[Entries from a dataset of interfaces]

════════════════

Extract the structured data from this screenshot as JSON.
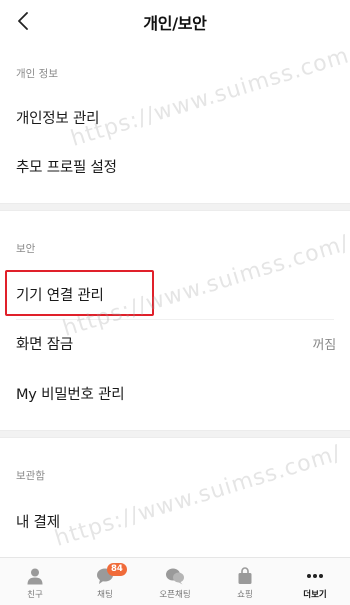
{
  "header": {
    "title": "개인/보안",
    "back_icon": "chevron-left-icon"
  },
  "sections": {
    "personal": {
      "label": "개인 정보",
      "items": [
        "개인정보 관리",
        "추모 프로필 설정"
      ]
    },
    "security": {
      "label": "보안",
      "items": [
        {
          "label": "기기 연결 관리",
          "highlighted": true
        },
        {
          "label": "화면 잠금",
          "value": "꺼짐"
        },
        {
          "label": "My 비밀번호 관리"
        }
      ]
    },
    "storage": {
      "label": "보관함",
      "items": [
        "내 결제"
      ]
    }
  },
  "watermark": "https://www.suimss.com/",
  "tabbar": {
    "tabs": [
      {
        "label": "친구",
        "icon": "person-icon"
      },
      {
        "label": "채팅",
        "icon": "chat-bubble-icon",
        "badge": "84"
      },
      {
        "label": "오픈채팅",
        "icon": "open-chat-icon"
      },
      {
        "label": "쇼핑",
        "icon": "shopping-bag-icon"
      },
      {
        "label": "더보기",
        "icon": "more-dots-icon",
        "active": true
      }
    ]
  },
  "colors": {
    "highlight": "#e0202a",
    "badge": "#f06b3a",
    "section_label": "#8a8a8a"
  }
}
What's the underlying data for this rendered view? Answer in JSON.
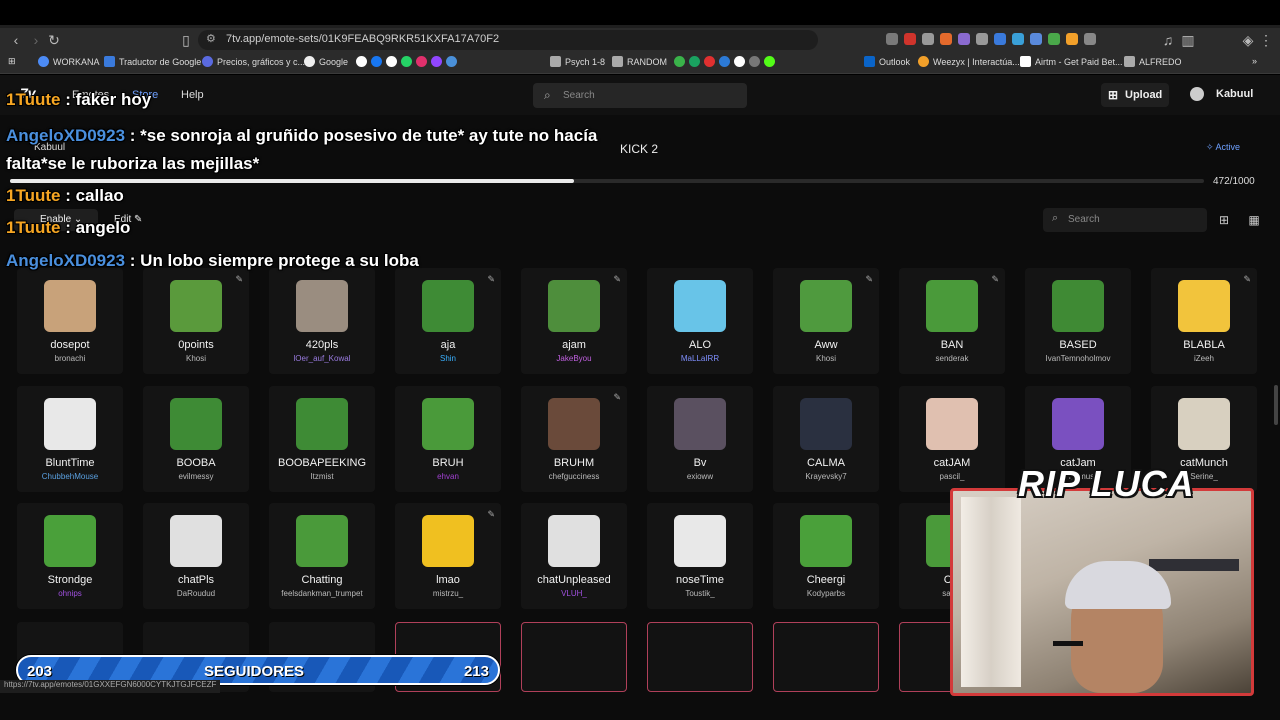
{
  "browser": {
    "url": "7tv.app/emote-sets/01K9FEABQ9RKR51KXFA17A70F2",
    "bookmarks": [
      "WORKANA",
      "Traductor de Google",
      "Precios, gráficos y c...",
      "Google",
      "Psych 1-8",
      "RANDOM",
      "Outlook",
      "Weezyx | Interactúa...",
      "Airtm - Get Paid Bet...",
      "ALFREDO"
    ],
    "status_url": "https://7tv.app/emotes/01GXXEFGN6000CYTKJTGJFCEZF"
  },
  "site": {
    "logo": "7v",
    "nav": [
      "Emotes",
      "Store",
      "Help"
    ],
    "search_placeholder": "Search",
    "upload_label": "Upload",
    "username": "Kabuul"
  },
  "emote_set": {
    "owner": "Kabuul",
    "title": "KICK 2",
    "active_label": "Active",
    "capacity_label": "472/1000",
    "capacity_fraction": 0.472,
    "enable_label": "Enable",
    "edit_label": "Edit",
    "search_placeholder": "Search"
  },
  "emotes": [
    {
      "name": "dosepot",
      "author": "bronachi",
      "color": "#c8a27a",
      "author_color": "#bbbbbb",
      "edit": false
    },
    {
      "name": "0points",
      "author": "Khosi",
      "color": "#5a9a3c",
      "author_color": "#bbbbbb",
      "edit": true
    },
    {
      "name": "420pls",
      "author": "lOer_auf_Kowal",
      "color": "#9a8d80",
      "author_color": "#9a7be0",
      "edit": false
    },
    {
      "name": "aja",
      "author": "Shin",
      "color": "#3e8b35",
      "author_color": "#3ab0ff",
      "edit": true
    },
    {
      "name": "ajam",
      "author": "JakeByou",
      "color": "#4e8e3c",
      "author_color": "#c060e0",
      "edit": true
    },
    {
      "name": "ALO",
      "author": "MaLLaIRR",
      "color": "#68c4e8",
      "author_color": "#8090ff",
      "edit": false
    },
    {
      "name": "Aww",
      "author": "Khosi",
      "color": "#4f9a3e",
      "author_color": "#bbbbbb",
      "edit": true
    },
    {
      "name": "BAN",
      "author": "senderak",
      "color": "#4a9a3a",
      "author_color": "#bbbbbb",
      "edit": true
    },
    {
      "name": "BASED",
      "author": "IvanTemnoholmov",
      "color": "#3f8a34",
      "author_color": "#bbbbbb",
      "edit": false
    },
    {
      "name": "BLABLA",
      "author": "iZeeh",
      "color": "#f2c43c",
      "author_color": "#bbbbbb",
      "edit": true
    },
    {
      "name": "BluntTime",
      "author": "ChubbehMouse",
      "color": "#e8e8e8",
      "author_color": "#5aa0e0",
      "edit": false
    },
    {
      "name": "BOOBA",
      "author": "evilmessy",
      "color": "#3e8b35",
      "author_color": "#bbbbbb",
      "edit": false
    },
    {
      "name": "BOOBAPEEKING",
      "author": "Itzmist",
      "color": "#3e8b35",
      "author_color": "#bbbbbb",
      "edit": false
    },
    {
      "name": "BRUH",
      "author": "ehvan",
      "color": "#4a9a3a",
      "author_color": "#a040d0",
      "edit": false
    },
    {
      "name": "BRUHM",
      "author": "chefgucciness",
      "color": "#6a4a3a",
      "author_color": "#bbbbbb",
      "edit": true
    },
    {
      "name": "Bv",
      "author": "exioww",
      "color": "#5a5060",
      "author_color": "#bbbbbb",
      "edit": false
    },
    {
      "name": "CALMA",
      "author": "Krayevsky7",
      "color": "#2a3040",
      "author_color": "#bbbbbb",
      "edit": false
    },
    {
      "name": "catJAM",
      "author": "pascil_",
      "color": "#e0c0b0",
      "author_color": "#bbbbbb",
      "edit": false
    },
    {
      "name": "catJam",
      "author": "enyomus",
      "color": "#7a50c0",
      "author_color": "#bbbbbb",
      "edit": false
    },
    {
      "name": "catMunch",
      "author": "Serine_",
      "color": "#d8d0c0",
      "author_color": "#bbbbbb",
      "edit": false
    },
    {
      "name": "Strondge",
      "author": "ohnips",
      "color": "#4aa03a",
      "author_color": "#a050e0",
      "edit": false
    },
    {
      "name": "chatPls",
      "author": "DaRoudud",
      "color": "#e0e0e0",
      "author_color": "#bbbbbb",
      "edit": false
    },
    {
      "name": "Chatting",
      "author": "feelsdankman_trumpet",
      "color": "#4a9a3a",
      "author_color": "#bbbbbb",
      "edit": false
    },
    {
      "name": "lmao",
      "author": "mistrzu_",
      "color": "#f0c020",
      "author_color": "#bbbbbb",
      "edit": true
    },
    {
      "name": "chatUnpleased",
      "author": "VLUH_",
      "color": "#e0e0e0",
      "author_color": "#a050e0",
      "edit": false
    },
    {
      "name": "noseTime",
      "author": "Toustik_",
      "color": "#e8e8e8",
      "author_color": "#bbbbbb",
      "edit": false
    },
    {
      "name": "Cheergi",
      "author": "Kodyparbs",
      "color": "#4aa03a",
      "author_color": "#bbbbbb",
      "edit": false
    },
    {
      "name": "Col",
      "author": "samn",
      "color": "#4a9a3a",
      "author_color": "#bbbbbb",
      "edit": false
    }
  ],
  "chat": [
    {
      "user": "1Tuute",
      "text": ": faker hoy",
      "user_color": "#f6a623"
    },
    {
      "user": "AngeloXD0923",
      "text": ": *se sonroja al gruñido posesivo de tute* ay tute no hacía",
      "user_color": "#4a8fdd"
    },
    {
      "user": "",
      "text": "falta*se le ruboriza las mejillas*",
      "user_color": "#4a8fdd"
    },
    {
      "user": "1Tuute",
      "text": ": callao",
      "user_color": "#f6a623"
    },
    {
      "user": "1Tuute",
      "text": ": angelo",
      "user_color": "#f6a623"
    },
    {
      "user": "AngeloXD0923",
      "text": ": Un lobo siempre protege a su loba",
      "user_color": "#4a8fdd"
    }
  ],
  "overlay": {
    "rip_text": "RIP LUCA",
    "followers_current": "203",
    "followers_label": "SEGUIDORES",
    "followers_goal": "213"
  }
}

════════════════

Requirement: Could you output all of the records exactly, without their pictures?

Response to this task:
Extract the structured data from this screenshot as JSON.
{
  "header": {
    "title": "개인/보안",
    "back_icon": "chevron-left-icon"
  },
  "sections": {
    "personal": {
      "label": "개인 정보",
      "items": [
        "개인정보 관리",
        "추모 프로필 설정"
      ]
    },
    "security": {
      "label": "보안",
      "items": [
        {
          "label": "기기 연결 관리",
          "highlighted": true
        },
        {
          "label": "화면 잠금",
          "value": "꺼짐"
        },
        {
          "label": "My 비밀번호 관리"
        }
      ]
    },
    "storage": {
      "label": "보관함",
      "items": [
        "내 결제"
      ]
    }
  },
  "watermark": "https://www.suimss.com/",
  "tabbar": {
    "tabs": [
      {
        "label": "친구",
        "icon": "person-icon"
      },
      {
        "label": "채팅",
        "icon": "chat-bubble-icon",
        "badge": "84"
      },
      {
        "label": "오픈채팅",
        "icon": "open-chat-icon"
      },
      {
        "label": "쇼핑",
        "icon": "shopping-bag-icon"
      },
      {
        "label": "더보기",
        "icon": "more-dots-icon",
        "active": true
      }
    ]
  },
  "colors": {
    "highlight": "#e0202a",
    "badge": "#f06b3a",
    "section_label": "#8a8a8a"
  }
}
What's the underlying data for this rendered view? Answer in JSON.
{
  "browser": {
    "url": "7tv.app/emote-sets/01K9FEABQ9RKR51KXFA17A70F2",
    "bookmarks": [
      "WORKANA",
      "Traductor de Google",
      "Precios, gráficos y c...",
      "Google",
      "Psych 1-8",
      "RANDOM",
      "Outlook",
      "Weezyx | Interactúa...",
      "Airtm - Get Paid Bet...",
      "ALFREDO"
    ],
    "status_url": "https://7tv.app/emotes/01GXXEFGN6000CYTKJTGJFCEZF"
  },
  "site": {
    "logo": "7v",
    "nav": [
      "Emotes",
      "Store",
      "Help"
    ],
    "search_placeholder": "Search",
    "upload_label": "Upload",
    "username": "Kabuul"
  },
  "emote_set": {
    "owner": "Kabuul",
    "title": "KICK 2",
    "active_label": "Active",
    "capacity_label": "472/1000",
    "capacity_fraction": 0.472,
    "enable_label": "Enable",
    "edit_label": "Edit",
    "search_placeholder": "Search"
  },
  "emotes": [
    {
      "name": "dosepot",
      "author": "bronachi",
      "color": "#c8a27a",
      "author_color": "#bbbbbb",
      "edit": false
    },
    {
      "name": "0points",
      "author": "Khosi",
      "color": "#5a9a3c",
      "author_color": "#bbbbbb",
      "edit": true
    },
    {
      "name": "420pls",
      "author": "lOer_auf_Kowal",
      "color": "#9a8d80",
      "author_color": "#9a7be0",
      "edit": false
    },
    {
      "name": "aja",
      "author": "Shin",
      "color": "#3e8b35",
      "author_color": "#3ab0ff",
      "edit": true
    },
    {
      "name": "ajam",
      "author": "JakeByou",
      "color": "#4e8e3c",
      "author_color": "#c060e0",
      "edit": true
    },
    {
      "name": "ALO",
      "author": "MaLLaIRR",
      "color": "#68c4e8",
      "author_color": "#8090ff",
      "edit": false
    },
    {
      "name": "Aww",
      "author": "Khosi",
      "color": "#4f9a3e",
      "author_color": "#bbbbbb",
      "edit": true
    },
    {
      "name": "BAN",
      "author": "senderak",
      "color": "#4a9a3a",
      "author_color": "#bbbbbb",
      "edit": true
    },
    {
      "name": "BASED",
      "author": "IvanTemnoholmov",
      "color": "#3f8a34",
      "author_color": "#bbbbbb",
      "edit": false
    },
    {
      "name": "BLABLA",
      "author": "iZeeh",
      "color": "#f2c43c",
      "author_color": "#bbbbbb",
      "edit": true
    },
    {
      "name": "BluntTime",
      "author": "ChubbehMouse",
      "color": "#e8e8e8",
      "author_color": "#5aa0e0",
      "edit": false
    },
    {
      "name": "BOOBA",
      "author": "evilmessy",
      "color": "#3e8b35",
      "author_color": "#bbbbbb",
      "edit": false
    },
    {
      "name": "BOOBAPEEKING",
      "author": "Itzmist",
      "color": "#3e8b35",
      "author_color": "#bbbbbb",
      "edit": false
    },
    {
      "name": "BRUH",
      "author": "ehvan",
      "color": "#4a9a3a",
      "author_color": "#a040d0",
      "edit": false
    },
    {
      "name": "BRUHM",
      "author": "chefgucciness",
      "color": "#6a4a3a",
      "author_color": "#bbbbbb",
      "edit": true
    },
    {
      "name": "Bv",
      "author": "exioww",
      "color": "#5a5060",
      "author_color": "#bbbbbb",
      "edit": false
    },
    {
      "name": "CALMA",
      "author": "Krayevsky7",
      "color": "#2a3040",
      "author_color": "#bbbbbb",
      "edit": false
    },
    {
      "name": "catJAM",
      "author": "pascil_",
      "color": "#e0c0b0",
      "author_color": "#bbbbbb",
      "edit": false
    },
    {
      "name": "catJam",
      "author": "enyomus",
      "color": "#7a50c0",
      "author_color": "#bbbbbb",
      "edit": false
    },
    {
      "name": "catMunch",
      "author": "Serine_",
      "color": "#d8d0c0",
      "author_color": "#bbbbbb",
      "edit": false
    },
    {
      "name": "Strondge",
      "author": "ohnips",
      "color": "#4aa03a",
      "author_color": "#a050e0",
      "edit": false
    },
    {
      "name": "chatPls",
      "author": "DaRoudud",
      "color": "#e0e0e0",
      "author_color": "#bbbbbb",
      "edit": false
    },
    {
      "name": "Chatting",
      "author": "feelsdankman_trumpet",
      "color": "#4a9a3a",
      "author_color": "#bbbbbb",
      "edit": false
    },
    {
      "name": "lmao",
      "author": "mistrzu_",
      "color": "#f0c020",
      "author_color": "#bbbbbb",
      "edit": true
    },
    {
      "name": "chatUnpleased",
      "author": "VLUH_",
      "color": "#e0e0e0",
      "author_color": "#a050e0",
      "edit": false
    },
    {
      "name": "noseTime",
      "author": "Toustik_",
      "color": "#e8e8e8",
      "author_color": "#bbbbbb",
      "edit": false
    },
    {
      "name": "Cheergi",
      "author": "Kodyparbs",
      "color": "#4aa03a",
      "author_color": "#bbbbbb",
      "edit": false
    },
    {
      "name": "Col",
      "author": "samn",
      "color": "#4a9a3a",
      "author_color": "#bbbbbb",
      "edit": false
    }
  ],
  "chat": [
    {
      "user": "1Tuute",
      "text": ": faker hoy",
      "user_color": "#f6a623"
    },
    {
      "user": "AngeloXD0923",
      "text": ": *se sonroja al gruñido posesivo de tute* ay tute no hacía",
      "user_color": "#4a8fdd"
    },
    {
      "user": "",
      "text": "falta*se le ruboriza las mejillas*",
      "user_color": "#4a8fdd"
    },
    {
      "user": "1Tuute",
      "text": ": callao",
      "user_color": "#f6a623"
    },
    {
      "user": "1Tuute",
      "text": ": angelo",
      "user_color": "#f6a623"
    },
    {
      "user": "AngeloXD0923",
      "text": ": Un lobo siempre protege a su loba",
      "user_color": "#4a8fdd"
    }
  ],
  "overlay": {
    "rip_text": "RIP LUCA",
    "followers_current": "203",
    "followers_label": "SEGUIDORES",
    "followers_goal": "213"
  }
}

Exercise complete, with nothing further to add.